Dataset rows for apps and sites
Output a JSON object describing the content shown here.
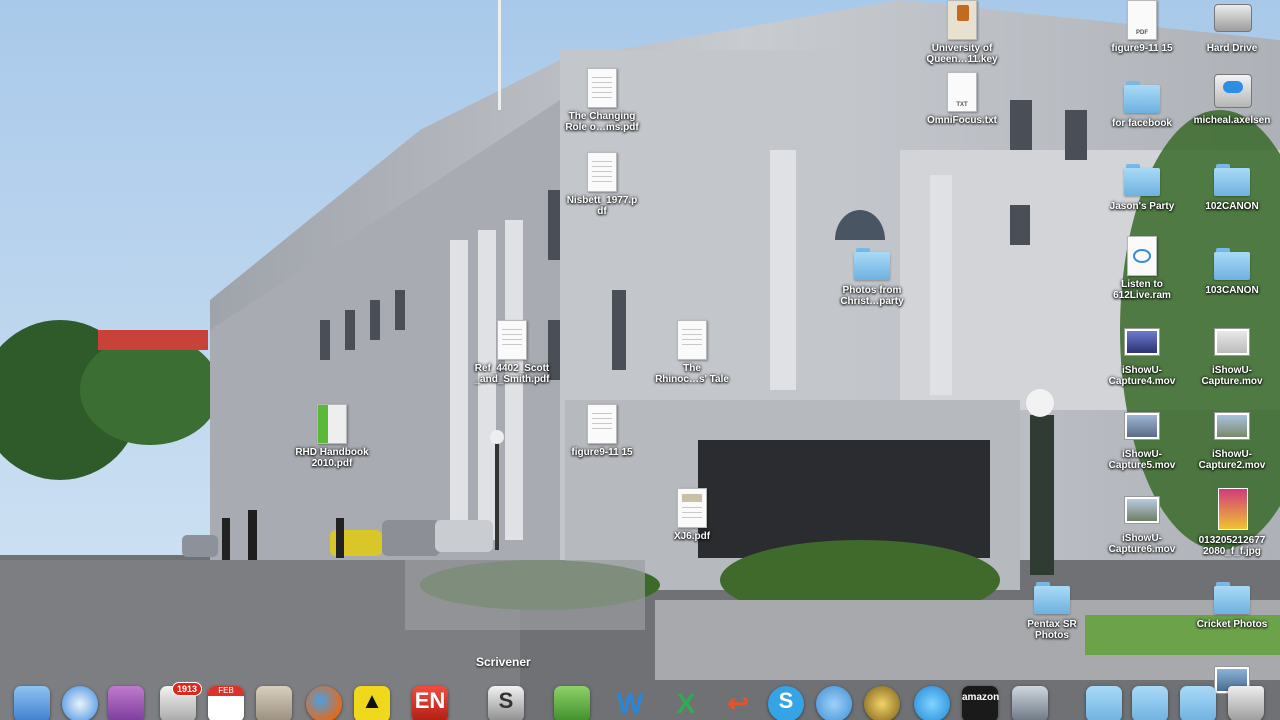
{
  "desktop_icons": [
    {
      "label": "University of\nQueen…11.key"
    },
    {
      "label": "figure9-11 15",
      "tag": "PDF"
    },
    {
      "label": "Hard Drive"
    },
    {
      "label": "The Changing\nRole o…ms.pdf"
    },
    {
      "label": "OmniFocus.txt",
      "tag": "TXT"
    },
    {
      "label": "for facebook"
    },
    {
      "label": "micheal.axelsen"
    },
    {
      "label": "Nisbett_1977.p\ndf"
    },
    {
      "label": "Jason's Party"
    },
    {
      "label": "102CANON"
    },
    {
      "label": "Photos from\nChrist…party"
    },
    {
      "label": "Listen to\n612Live.ram"
    },
    {
      "label": "103CANON"
    },
    {
      "label": "Ref_4402_Scott\n_and_Smith.pdf"
    },
    {
      "label": "The\nRhinoc…s' Tale"
    },
    {
      "label": "iShowU-\nCapture4.mov"
    },
    {
      "label": "iShowU-\nCapture.mov"
    },
    {
      "label": "RHD Handbook\n2010.pdf"
    },
    {
      "label": "figure9-11 15"
    },
    {
      "label": "iShowU-\nCapture5.mov"
    },
    {
      "label": "iShowU-\nCapture2.mov"
    },
    {
      "label": "XJ6.pdf"
    },
    {
      "label": "iShowU-\nCapture6.mov"
    },
    {
      "label": "013205212677\n2080_f_f.jpg"
    },
    {
      "label": "Pentax SR\nPhotos"
    },
    {
      "label": "Cricket Photos"
    }
  ],
  "dock": {
    "tooltip": "Scrivener",
    "mail_badge": "1913",
    "calendar_month": "FEB",
    "amazon_label": "amazon",
    "evernote_label": "EN"
  },
  "colors": {
    "sky": "#bcd6ef",
    "stone": "#b9bcc2",
    "folder": "#8ccaf0"
  }
}
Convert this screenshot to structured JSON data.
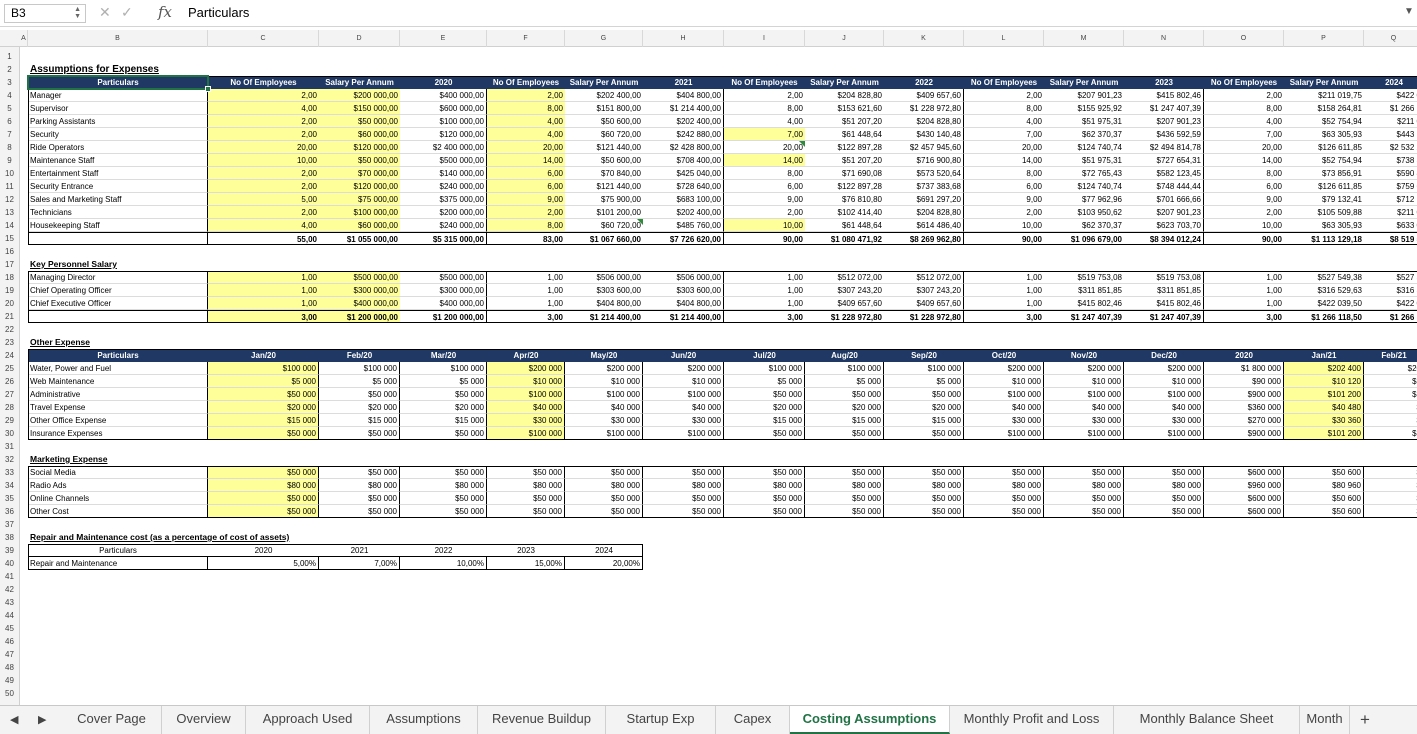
{
  "formula_bar": {
    "cell_ref": "B3",
    "content": "Particulars",
    "fx": "fx",
    "cancel": "✕",
    "confirm": "✓"
  },
  "columns": [
    "A",
    "B",
    "C",
    "D",
    "E",
    "F",
    "G",
    "H",
    "I",
    "J",
    "K",
    "L",
    "M",
    "N",
    "O",
    "P",
    "Q"
  ],
  "rows": [
    "1",
    "2",
    "3",
    "4",
    "5",
    "6",
    "7",
    "8",
    "9",
    "10",
    "11",
    "12",
    "13",
    "14",
    "15",
    "16",
    "17",
    "18",
    "19",
    "20",
    "21",
    "22",
    "23",
    "24",
    "25",
    "26",
    "27",
    "28",
    "29",
    "30",
    "31",
    "32",
    "33",
    "34",
    "35",
    "36",
    "37",
    "38",
    "39",
    "40",
    "41",
    "42",
    "43",
    "44",
    "45",
    "46",
    "47",
    "48",
    "49",
    "50"
  ],
  "title": "Assumptions for Expenses",
  "salary": {
    "header": [
      "Particulars",
      "No Of Employees",
      "Salary Per Annum",
      "2020",
      "No Of Employees",
      "Salary Per Annum",
      "2021",
      "No Of Employees",
      "Salary Per Annum",
      "2022",
      "No Of Employees",
      "Salary Per Annum",
      "2023",
      "No Of Employees",
      "Salary Per Annum",
      "2024"
    ],
    "rows": [
      [
        "Manager",
        "2,00",
        "$200 000,00",
        "$400 000,00",
        "2,00",
        "$202 400,00",
        "$404 800,00",
        "2,00",
        "$204 828,80",
        "$409 657,60",
        "2,00",
        "$207 901,23",
        "$415 802,46",
        "2,00",
        "$211 019,75",
        "$422 0"
      ],
      [
        "Supervisor",
        "4,00",
        "$150 000,00",
        "$600 000,00",
        "8,00",
        "$151 800,00",
        "$1 214 400,00",
        "8,00",
        "$153 621,60",
        "$1 228 972,80",
        "8,00",
        "$155 925,92",
        "$1 247 407,39",
        "8,00",
        "$158 264,81",
        "$1 266 1"
      ],
      [
        "Parking Assistants",
        "2,00",
        "$50 000,00",
        "$100 000,00",
        "4,00",
        "$50 600,00",
        "$202 400,00",
        "4,00",
        "$51 207,20",
        "$204 828,80",
        "4,00",
        "$51 975,31",
        "$207 901,23",
        "4,00",
        "$52 754,94",
        "$211 0"
      ],
      [
        "Security",
        "2,00",
        "$60 000,00",
        "$120 000,00",
        "4,00",
        "$60 720,00",
        "$242 880,00",
        "7,00",
        "$61 448,64",
        "$430 140,48",
        "7,00",
        "$62 370,37",
        "$436 592,59",
        "7,00",
        "$63 305,93",
        "$443 1"
      ],
      [
        "Ride Operators",
        "20,00",
        "$120 000,00",
        "$2 400 000,00",
        "20,00",
        "$121 440,00",
        "$2 428 800,00",
        "20,00",
        "$122 897,28",
        "$2 457 945,60",
        "20,00",
        "$124 740,74",
        "$2 494 814,78",
        "20,00",
        "$126 611,85",
        "$2 532 2"
      ],
      [
        "Maintenance Staff",
        "10,00",
        "$50 000,00",
        "$500 000,00",
        "14,00",
        "$50 600,00",
        "$708 400,00",
        "14,00",
        "$51 207,20",
        "$716 900,80",
        "14,00",
        "$51 975,31",
        "$727 654,31",
        "14,00",
        "$52 754,94",
        "$738 5"
      ],
      [
        "Entertainment Staff",
        "2,00",
        "$70 000,00",
        "$140 000,00",
        "6,00",
        "$70 840,00",
        "$425 040,00",
        "8,00",
        "$71 690,08",
        "$573 520,64",
        "8,00",
        "$72 765,43",
        "$582 123,45",
        "8,00",
        "$73 856,91",
        "$590 8"
      ],
      [
        "Security Entrance",
        "2,00",
        "$120 000,00",
        "$240 000,00",
        "6,00",
        "$121 440,00",
        "$728 640,00",
        "6,00",
        "$122 897,28",
        "$737 383,68",
        "6,00",
        "$124 740,74",
        "$748 444,44",
        "6,00",
        "$126 611,85",
        "$759 6"
      ],
      [
        "Sales and Marketing Staff",
        "5,00",
        "$75 000,00",
        "$375 000,00",
        "9,00",
        "$75 900,00",
        "$683 100,00",
        "9,00",
        "$76 810,80",
        "$691 297,20",
        "9,00",
        "$77 962,96",
        "$701 666,66",
        "9,00",
        "$79 132,41",
        "$712 1"
      ],
      [
        "Technicians",
        "2,00",
        "$100 000,00",
        "$200 000,00",
        "2,00",
        "$101 200,00",
        "$202 400,00",
        "2,00",
        "$102 414,40",
        "$204 828,80",
        "2,00",
        "$103 950,62",
        "$207 901,23",
        "2,00",
        "$105 509,88",
        "$211 0"
      ],
      [
        "Housekeeping Staff",
        "4,00",
        "$60 000,00",
        "$240 000,00",
        "8,00",
        "$60 720,00",
        "$485 760,00",
        "10,00",
        "$61 448,64",
        "$614 486,40",
        "10,00",
        "$62 370,37",
        "$623 703,70",
        "10,00",
        "$63 305,93",
        "$633 0"
      ]
    ],
    "total": [
      "",
      "55,00",
      "$1 055 000,00",
      "$5 315 000,00",
      "83,00",
      "$1 067 660,00",
      "$7 726 620,00",
      "90,00",
      "$1 080 471,92",
      "$8 269 962,80",
      "90,00",
      "$1 096 679,00",
      "$8 394 012,24",
      "90,00",
      "$1 113 129,18",
      "$8 519 5"
    ]
  },
  "key_personnel": {
    "title": "Key Personnel Salary",
    "rows": [
      [
        "Managing Director",
        "1,00",
        "$500 000,00",
        "$500 000,00",
        "1,00",
        "$506 000,00",
        "$506 000,00",
        "1,00",
        "$512 072,00",
        "$512 072,00",
        "1,00",
        "$519 753,08",
        "$519 753,08",
        "1,00",
        "$527 549,38",
        "$527 5"
      ],
      [
        "Chief Operating Officer",
        "1,00",
        "$300 000,00",
        "$300 000,00",
        "1,00",
        "$303 600,00",
        "$303 600,00",
        "1,00",
        "$307 243,20",
        "$307 243,20",
        "1,00",
        "$311 851,85",
        "$311 851,85",
        "1,00",
        "$316 529,63",
        "$316 5"
      ],
      [
        "Chief Executive Officer",
        "1,00",
        "$400 000,00",
        "$400 000,00",
        "1,00",
        "$404 800,00",
        "$404 800,00",
        "1,00",
        "$409 657,60",
        "$409 657,60",
        "1,00",
        "$415 802,46",
        "$415 802,46",
        "1,00",
        "$422 039,50",
        "$422 0"
      ]
    ],
    "total": [
      "",
      "3,00",
      "$1 200 000,00",
      "$1 200 000,00",
      "3,00",
      "$1 214 400,00",
      "$1 214 400,00",
      "3,00",
      "$1 228 972,80",
      "$1 228 972,80",
      "3,00",
      "$1 247 407,39",
      "$1 247 407,39",
      "3,00",
      "$1 266 118,50",
      "$1 266 1"
    ]
  },
  "other_expense": {
    "title": "Other Expense",
    "header": [
      "Particulars",
      "Jan/20",
      "Feb/20",
      "Mar/20",
      "Apr/20",
      "May/20",
      "Jun/20",
      "Jul/20",
      "Aug/20",
      "Sep/20",
      "Oct/20",
      "Nov/20",
      "Dec/20",
      "2020",
      "Jan/21",
      "Feb/21"
    ],
    "rows": [
      [
        "Water, Power and Fuel",
        "$100 000",
        "$100 000",
        "$100 000",
        "$200 000",
        "$200 000",
        "$200 000",
        "$100 000",
        "$100 000",
        "$100 000",
        "$200 000",
        "$200 000",
        "$200 000",
        "$1 800 000",
        "$202 400",
        "$20"
      ],
      [
        "Web Maintenance",
        "$5 000",
        "$5 000",
        "$5 000",
        "$10 000",
        "$10 000",
        "$10 000",
        "$5 000",
        "$5 000",
        "$5 000",
        "$10 000",
        "$10 000",
        "$10 000",
        "$90 000",
        "$10 120",
        "$1"
      ],
      [
        "Administrative",
        "$50 000",
        "$50 000",
        "$50 000",
        "$100 000",
        "$100 000",
        "$100 000",
        "$50 000",
        "$50 000",
        "$50 000",
        "$100 000",
        "$100 000",
        "$100 000",
        "$900 000",
        "$101 200",
        "$1"
      ],
      [
        "Travel Expense",
        "$20 000",
        "$20 000",
        "$20 000",
        "$40 000",
        "$40 000",
        "$40 000",
        "$20 000",
        "$20 000",
        "$20 000",
        "$40 000",
        "$40 000",
        "$40 000",
        "$360 000",
        "$40 480",
        "$"
      ],
      [
        "Other Office Expense",
        "$15 000",
        "$15 000",
        "$15 000",
        "$30 000",
        "$30 000",
        "$30 000",
        "$15 000",
        "$15 000",
        "$15 000",
        "$30 000",
        "$30 000",
        "$30 000",
        "$270 000",
        "$30 360",
        "$"
      ],
      [
        "Insurance Expenses",
        "$50 000",
        "$50 000",
        "$50 000",
        "$100 000",
        "$100 000",
        "$100 000",
        "$50 000",
        "$50 000",
        "$50 000",
        "$100 000",
        "$100 000",
        "$100 000",
        "$900 000",
        "$101 200",
        "$1"
      ]
    ]
  },
  "marketing": {
    "title": "Marketing Expense",
    "rows": [
      [
        "Social Media",
        "$50 000",
        "$50 000",
        "$50 000",
        "$50 000",
        "$50 000",
        "$50 000",
        "$50 000",
        "$50 000",
        "$50 000",
        "$50 000",
        "$50 000",
        "$50 000",
        "$600 000",
        "$50 600",
        "$"
      ],
      [
        "Radio Ads",
        "$80 000",
        "$80 000",
        "$80 000",
        "$80 000",
        "$80 000",
        "$80 000",
        "$80 000",
        "$80 000",
        "$80 000",
        "$80 000",
        "$80 000",
        "$80 000",
        "$960 000",
        "$80 960",
        "$"
      ],
      [
        "Online Channels",
        "$50 000",
        "$50 000",
        "$50 000",
        "$50 000",
        "$50 000",
        "$50 000",
        "$50 000",
        "$50 000",
        "$50 000",
        "$50 000",
        "$50 000",
        "$50 000",
        "$600 000",
        "$50 600",
        "$"
      ],
      [
        "Other Cost",
        "$50 000",
        "$50 000",
        "$50 000",
        "$50 000",
        "$50 000",
        "$50 000",
        "$50 000",
        "$50 000",
        "$50 000",
        "$50 000",
        "$50 000",
        "$50 000",
        "$600 000",
        "$50 600",
        "$"
      ]
    ]
  },
  "repair": {
    "title": "Repair and Maintenance cost (as a percentage of cost of assets)",
    "header": [
      "Particulars",
      "2020",
      "2021",
      "2022",
      "2023",
      "2024"
    ],
    "row": [
      "Repair and Maintenance",
      "5,00%",
      "7,00%",
      "10,00%",
      "15,00%",
      "20,00%"
    ]
  },
  "tabs": [
    "Cover Page",
    "Overview",
    "Approach Used",
    "Assumptions",
    "Revenue Buildup",
    "Startup Exp",
    "Capex",
    "Costing Assumptions",
    "Monthly Profit and Loss",
    "Monthly Balance Sheet",
    "Month"
  ],
  "active_tab": "Costing Assumptions",
  "nav": {
    "prev": "◀",
    "next": "▶",
    "add": "+"
  },
  "colors": {
    "header_fill": "#1f3864",
    "input_fill": "#ffff99",
    "accent": "#217346"
  }
}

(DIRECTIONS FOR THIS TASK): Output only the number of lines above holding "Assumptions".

(COMPLETED TASK): 4